4. Audit committees
Chairs are very supportive, it’s all about communicating, internal audit must engage, communicate and remain very visible.
In regular contact with committee chair, agreed audit plan needs to flex, keeping a line or sight for the audit committee on decisions being made by senior executives and the implications for risk.
I think the main thing is keeping in regular touch with the audit committee chair and sharing thought processes. Support is definitely there from the audit committee and the wider board on sensible decisions.
I am in regular contact with the audit committee chair to keep them updated on changes we are making.

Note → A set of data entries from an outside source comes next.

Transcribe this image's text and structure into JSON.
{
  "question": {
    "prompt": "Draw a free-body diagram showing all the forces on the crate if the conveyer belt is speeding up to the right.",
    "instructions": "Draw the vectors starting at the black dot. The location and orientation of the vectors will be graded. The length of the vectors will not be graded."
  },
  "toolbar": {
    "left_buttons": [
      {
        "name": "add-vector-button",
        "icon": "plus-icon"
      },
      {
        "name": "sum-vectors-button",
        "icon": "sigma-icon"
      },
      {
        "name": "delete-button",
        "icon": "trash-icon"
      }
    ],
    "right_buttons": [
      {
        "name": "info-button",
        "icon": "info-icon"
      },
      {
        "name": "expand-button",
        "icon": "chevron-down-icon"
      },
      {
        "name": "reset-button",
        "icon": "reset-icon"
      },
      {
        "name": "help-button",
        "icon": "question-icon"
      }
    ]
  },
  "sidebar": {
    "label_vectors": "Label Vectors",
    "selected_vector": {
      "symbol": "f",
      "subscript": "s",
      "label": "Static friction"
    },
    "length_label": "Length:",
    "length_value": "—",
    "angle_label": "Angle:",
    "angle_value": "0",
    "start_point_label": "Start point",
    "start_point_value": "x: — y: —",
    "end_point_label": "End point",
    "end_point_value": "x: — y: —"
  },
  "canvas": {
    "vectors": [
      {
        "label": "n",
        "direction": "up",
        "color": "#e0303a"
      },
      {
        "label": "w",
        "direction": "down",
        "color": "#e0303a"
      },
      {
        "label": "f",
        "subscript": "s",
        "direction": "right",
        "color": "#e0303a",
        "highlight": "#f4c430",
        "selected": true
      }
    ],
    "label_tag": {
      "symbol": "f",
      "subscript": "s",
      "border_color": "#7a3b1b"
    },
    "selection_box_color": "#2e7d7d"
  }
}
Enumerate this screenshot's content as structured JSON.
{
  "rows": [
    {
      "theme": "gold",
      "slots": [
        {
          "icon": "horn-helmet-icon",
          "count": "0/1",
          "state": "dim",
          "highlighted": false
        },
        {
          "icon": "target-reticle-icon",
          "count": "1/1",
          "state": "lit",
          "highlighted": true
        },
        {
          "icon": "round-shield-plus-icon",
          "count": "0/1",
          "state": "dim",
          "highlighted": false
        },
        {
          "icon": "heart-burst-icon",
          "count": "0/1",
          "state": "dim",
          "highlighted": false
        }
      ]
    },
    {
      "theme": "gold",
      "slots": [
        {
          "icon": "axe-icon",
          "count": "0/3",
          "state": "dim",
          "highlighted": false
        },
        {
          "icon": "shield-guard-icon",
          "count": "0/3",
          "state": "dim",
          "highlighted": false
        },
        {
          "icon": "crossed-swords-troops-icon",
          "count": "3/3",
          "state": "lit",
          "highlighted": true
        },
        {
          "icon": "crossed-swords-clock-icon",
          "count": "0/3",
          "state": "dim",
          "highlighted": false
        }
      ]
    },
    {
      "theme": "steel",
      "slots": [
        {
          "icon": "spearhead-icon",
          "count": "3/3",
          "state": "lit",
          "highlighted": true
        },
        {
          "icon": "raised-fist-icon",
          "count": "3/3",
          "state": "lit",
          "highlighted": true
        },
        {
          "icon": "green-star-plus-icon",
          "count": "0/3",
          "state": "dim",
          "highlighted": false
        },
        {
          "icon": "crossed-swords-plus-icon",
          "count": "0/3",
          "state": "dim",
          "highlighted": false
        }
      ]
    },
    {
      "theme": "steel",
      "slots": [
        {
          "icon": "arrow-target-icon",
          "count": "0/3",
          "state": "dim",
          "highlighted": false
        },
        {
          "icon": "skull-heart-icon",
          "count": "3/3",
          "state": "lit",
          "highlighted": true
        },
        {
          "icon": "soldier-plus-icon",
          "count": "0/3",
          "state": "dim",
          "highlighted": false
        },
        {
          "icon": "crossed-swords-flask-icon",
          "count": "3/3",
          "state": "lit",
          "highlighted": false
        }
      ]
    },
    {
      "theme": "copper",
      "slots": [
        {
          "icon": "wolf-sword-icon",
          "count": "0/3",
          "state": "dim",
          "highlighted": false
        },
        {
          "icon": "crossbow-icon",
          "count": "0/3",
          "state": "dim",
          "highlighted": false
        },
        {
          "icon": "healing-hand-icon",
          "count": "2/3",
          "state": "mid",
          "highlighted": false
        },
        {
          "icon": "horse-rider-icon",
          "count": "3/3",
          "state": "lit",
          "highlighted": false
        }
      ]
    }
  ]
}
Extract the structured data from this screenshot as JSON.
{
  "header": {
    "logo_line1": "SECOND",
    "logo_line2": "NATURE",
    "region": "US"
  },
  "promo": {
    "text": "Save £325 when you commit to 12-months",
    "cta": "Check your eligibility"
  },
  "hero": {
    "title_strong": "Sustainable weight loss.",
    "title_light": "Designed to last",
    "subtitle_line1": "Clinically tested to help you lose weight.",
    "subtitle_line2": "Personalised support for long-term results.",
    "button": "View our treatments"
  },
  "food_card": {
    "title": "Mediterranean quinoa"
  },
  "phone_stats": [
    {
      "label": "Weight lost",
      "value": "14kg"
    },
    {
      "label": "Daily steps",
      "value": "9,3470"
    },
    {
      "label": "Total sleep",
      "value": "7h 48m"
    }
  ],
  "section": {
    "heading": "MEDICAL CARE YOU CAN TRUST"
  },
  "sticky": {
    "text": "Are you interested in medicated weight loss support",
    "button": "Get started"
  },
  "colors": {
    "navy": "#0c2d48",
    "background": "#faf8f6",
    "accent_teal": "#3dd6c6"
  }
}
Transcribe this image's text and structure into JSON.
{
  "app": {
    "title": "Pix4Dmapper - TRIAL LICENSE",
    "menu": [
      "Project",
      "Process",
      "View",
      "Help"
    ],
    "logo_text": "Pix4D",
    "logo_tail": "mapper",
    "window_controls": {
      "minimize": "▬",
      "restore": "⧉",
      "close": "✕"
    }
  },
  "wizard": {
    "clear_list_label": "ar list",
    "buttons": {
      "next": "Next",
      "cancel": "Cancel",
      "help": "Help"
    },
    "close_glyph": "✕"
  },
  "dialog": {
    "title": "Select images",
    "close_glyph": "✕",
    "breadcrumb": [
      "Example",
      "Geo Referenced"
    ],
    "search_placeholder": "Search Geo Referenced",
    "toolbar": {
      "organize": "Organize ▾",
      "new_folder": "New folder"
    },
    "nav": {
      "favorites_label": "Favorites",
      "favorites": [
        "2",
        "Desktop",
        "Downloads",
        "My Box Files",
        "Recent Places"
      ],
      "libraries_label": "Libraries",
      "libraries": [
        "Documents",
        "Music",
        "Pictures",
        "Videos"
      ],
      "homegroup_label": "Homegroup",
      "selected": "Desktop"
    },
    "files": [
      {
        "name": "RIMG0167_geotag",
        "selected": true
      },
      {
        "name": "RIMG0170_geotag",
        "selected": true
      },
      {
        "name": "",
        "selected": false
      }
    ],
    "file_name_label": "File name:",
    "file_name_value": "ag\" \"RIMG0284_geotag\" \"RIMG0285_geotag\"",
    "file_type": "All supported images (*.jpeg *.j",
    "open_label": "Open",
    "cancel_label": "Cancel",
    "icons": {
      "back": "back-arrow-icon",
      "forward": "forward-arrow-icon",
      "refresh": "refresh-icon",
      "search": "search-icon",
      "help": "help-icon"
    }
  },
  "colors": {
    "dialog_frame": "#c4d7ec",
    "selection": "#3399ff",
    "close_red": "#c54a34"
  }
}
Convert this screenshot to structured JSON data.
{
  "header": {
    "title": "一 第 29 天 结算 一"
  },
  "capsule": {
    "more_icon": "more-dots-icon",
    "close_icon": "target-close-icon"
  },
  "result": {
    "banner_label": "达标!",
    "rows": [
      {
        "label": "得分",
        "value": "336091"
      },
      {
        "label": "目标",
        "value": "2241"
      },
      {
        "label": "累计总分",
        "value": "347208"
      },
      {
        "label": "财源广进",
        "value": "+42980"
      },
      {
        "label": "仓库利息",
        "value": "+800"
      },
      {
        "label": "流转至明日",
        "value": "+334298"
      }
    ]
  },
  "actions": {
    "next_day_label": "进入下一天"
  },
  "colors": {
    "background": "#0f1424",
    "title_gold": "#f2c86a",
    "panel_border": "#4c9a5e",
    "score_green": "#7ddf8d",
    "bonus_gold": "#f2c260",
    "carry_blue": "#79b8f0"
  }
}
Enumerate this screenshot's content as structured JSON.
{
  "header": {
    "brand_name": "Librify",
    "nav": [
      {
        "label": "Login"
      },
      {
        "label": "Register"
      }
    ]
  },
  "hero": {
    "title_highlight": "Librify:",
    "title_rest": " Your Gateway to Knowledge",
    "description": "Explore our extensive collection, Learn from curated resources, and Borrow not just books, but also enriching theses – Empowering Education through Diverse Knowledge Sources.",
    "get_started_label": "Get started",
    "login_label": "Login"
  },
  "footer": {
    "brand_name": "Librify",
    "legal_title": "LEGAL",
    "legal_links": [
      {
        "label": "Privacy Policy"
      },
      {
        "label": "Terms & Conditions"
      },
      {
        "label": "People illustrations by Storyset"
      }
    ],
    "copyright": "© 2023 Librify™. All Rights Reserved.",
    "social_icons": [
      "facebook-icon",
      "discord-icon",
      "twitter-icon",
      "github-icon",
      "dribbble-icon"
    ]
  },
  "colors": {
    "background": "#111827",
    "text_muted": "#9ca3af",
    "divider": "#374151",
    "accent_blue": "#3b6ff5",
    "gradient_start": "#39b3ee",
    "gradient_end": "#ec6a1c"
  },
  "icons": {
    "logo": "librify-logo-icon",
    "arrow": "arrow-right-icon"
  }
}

The audit committee are supportive and keen to ensure that internal audit provides assurance over key areas during such a period of change.
As an audit committee chair as well, I am in fairly regular contact with the CAE. I appreciate that the team are also being redeployed piecemeal to support the organisation. I am supportive of this as the frontline staff are increasingly away/sick and need help to meet public needs.
I’m particularly interested to hear views about what the audit committee chair will expect in this situation. As a committee chair, I’m very conscious of the problems facing both the internal auditors, but also - more so - the organisation as a whole. I don’t expect to follow the planned agenda for our next committee meeting but do want to understand what the organisation is doing to respond to the risks it faces right now. However, there are some things that the committee needs to do and see as part of our normal business.
How are organisations striking the balance between necessary normal business and our emergency responses?
5. General feedback on the session
I just wanted to say a huge thank you for joining us on Zoom for Wednesday’s (25th March) afternoon's forum!
The feedback and suggestions we received from you in the online chat and afterwards were all very helpful and positive, and we are already taking them onboard in shaping next week's forum.
I'm sure it helped us all as heads of audit to know that others are wrestling with similar challenges to ours and to be able to share some ways forward - helping us maximise the contribution we can make to our organisations in what is for everybody a difficult period, but one in which internal audit has an absolutely vital role to play.
Above all, there was a feeling from participants that the forum could usefully be a little longer: so, we are planning for a 45-minute session next Wednesday and will see how that goes. I don't get the feeling that we would run out of things to talk about in an even longer session, but equally I am very aware of all the other demands on your time and so we want to make the sessions as productive as possible. We also realise that it might not be possible for each of you to join for every session, so we will be making the notes available as quickly as possible and will be reaching out to you in many other different ways too.
Liz and Derek promised to share more materials as they become available, and these will be put onto the Chartered Institute's "COVID-19 hub” webpage. We are also keeping close to our fellow institutes in other countries and will put up links to their information too where this is helpful. I mentioned in particular the American IIA survey, now available on the COVID-19 Hub. That way we can all benefit from the best thinking being done around the worldwide internal audit community, as well as contributing to it ourselves with the outputs from events like our Forum.
I am most grateful for the work that everyone at the Institute is doing, and I sure I speak for all of us in saying a big thank you to them too.
We will look forward to seeing you again on Zoom next week if you are able to join us, as we continue to explore the implications and issues for all of us. And we will stay in touch with you through other routes too. Please do not hesitate to let Liz (firstname.lastname@example.org), Derek (email@example.com) or me know how the Institute can best support you especially at this time - as well as sharing ways in which we can all help each other.
With warmest regards
President, Chartered Institute of Internal Auditors